I'd like to be $10 million irrelevant :/

Awww, shucks, since you put it like that, we should presumably let the GAFAs acquire whatever companies they like...

Zuckerberg imagined a web site for posting pictures of hot looking girls. Yes, that was Zuckerberg's vision for Facebook. What Zuckerberg and the founders of YouTube, who were veterans of Peter Thiel's PayPal, understood is the self-absorption of millennials.

Madonna is a show character.

Who successfully reinvents itself so many times because of an uncanny sense of where popular culture is bound to and how to get there ­first...is Madonna Inc.

Madonna Inc. is a group of people that contribute to the Madonna character success. There should be a core team of managers, public relations, financial advisors, health coach, childcare and a extended team of freelancers that include composers, sound engineers, logistics, make-up, clothing, supporting dancers, session musicians, etc.
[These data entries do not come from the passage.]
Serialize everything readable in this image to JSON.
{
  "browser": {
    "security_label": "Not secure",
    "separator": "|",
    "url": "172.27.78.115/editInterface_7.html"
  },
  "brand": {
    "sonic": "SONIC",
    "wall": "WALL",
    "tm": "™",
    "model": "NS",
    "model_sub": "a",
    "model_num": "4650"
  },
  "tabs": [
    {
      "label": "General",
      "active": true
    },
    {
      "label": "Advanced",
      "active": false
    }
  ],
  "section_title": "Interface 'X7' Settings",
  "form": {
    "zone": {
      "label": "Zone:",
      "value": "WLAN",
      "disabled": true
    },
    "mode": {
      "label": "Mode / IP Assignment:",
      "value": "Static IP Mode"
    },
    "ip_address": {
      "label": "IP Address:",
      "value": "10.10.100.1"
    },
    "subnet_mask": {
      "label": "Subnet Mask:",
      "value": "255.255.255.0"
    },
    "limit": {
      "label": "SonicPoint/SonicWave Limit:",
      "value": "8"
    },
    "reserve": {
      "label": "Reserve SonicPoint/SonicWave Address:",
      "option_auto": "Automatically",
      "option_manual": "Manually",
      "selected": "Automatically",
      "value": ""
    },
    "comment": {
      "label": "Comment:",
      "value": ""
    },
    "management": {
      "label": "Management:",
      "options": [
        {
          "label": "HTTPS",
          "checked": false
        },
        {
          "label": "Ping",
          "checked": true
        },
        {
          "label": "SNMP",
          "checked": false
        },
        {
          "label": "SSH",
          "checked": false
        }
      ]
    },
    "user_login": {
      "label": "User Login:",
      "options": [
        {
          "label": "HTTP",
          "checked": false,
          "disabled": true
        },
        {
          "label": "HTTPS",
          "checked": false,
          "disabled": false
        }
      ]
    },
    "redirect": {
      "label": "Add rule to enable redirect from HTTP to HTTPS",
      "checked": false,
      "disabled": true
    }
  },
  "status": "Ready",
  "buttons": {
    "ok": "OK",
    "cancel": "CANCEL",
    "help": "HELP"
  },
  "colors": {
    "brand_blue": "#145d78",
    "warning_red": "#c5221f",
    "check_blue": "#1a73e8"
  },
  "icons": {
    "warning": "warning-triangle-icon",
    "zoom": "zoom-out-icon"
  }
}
All these people is the successful Madonna that reinvents herself.

It bothers me that people that relies on a large team for their success are assessed only as individuals. Come on, just read the credits in the new Madonna album.

It's takes a village, but all we can fit into our heads is a village.

Successful people aren't resistant to change (i.e., they have a low RC factor - yes, there really is a thing called RC). Maybe it's not Zuckerberg, but someone at Facebook has a high RC factor. By that I mean Facebook is addicted to the advertising model and won't change even though it may destroy Facebook. Sure, the advertising model made Facebook, but now the addiction is killing it.

"A similar preoccupation makes it harder for many people in the Middle East to take a global ­perspective."

Are you sure? They probably take the global perspective that those damned Jews are everywhere and control everything. It may be a somewhat hysterical perspective but it is global all right.

Be that as it may, I doubt that it's a big contributor to the shortcomings of the Middle East. If the European Jews had cleared off to Madagascar rather than Palestine do you suppose that the Middle East would be other than a group of what your President would presumably call shitholes?

"Invisible competition hurts some Americans, and its manifestations are not in every way flattering to American society, but nonetheless, it is more to be embraced than feared."

This would be a lot easier to accept, even to cheerfully embrace, if we hadn't been forced to cope with invisible ideology at the same time.

George Shackle was not Scottish. He was Cambridge born and bred.

I agree with this view of competition. I work in a small private equity firm, and the analogy of competition we often use is one of submarine warfare. Rather than imagining one's competition marching around in the open for us to see, we think of them as relatively invisible, submerged below the waves. However, this does not mean that they are not present and active.

Interesting that an investor gets this. Another investor, Richard Koch, retired long ago from Bain and Co., has written extensively about the way to manage this invisible information. See The 80/20 Principle and subsequent books, This article is the economist's rationale for what the investor and entrepreneur discover. The book is a pretty useful dissection of the kind of thinking that produces results in that environment...Koch is now worth $500M in USD. Another good take on this is 80/20 Sales and Marketing by Perry Marshall. While economists debate this phenomenon, entrepreneurs have gotten rich from it. ;-)

Comments for this post are closed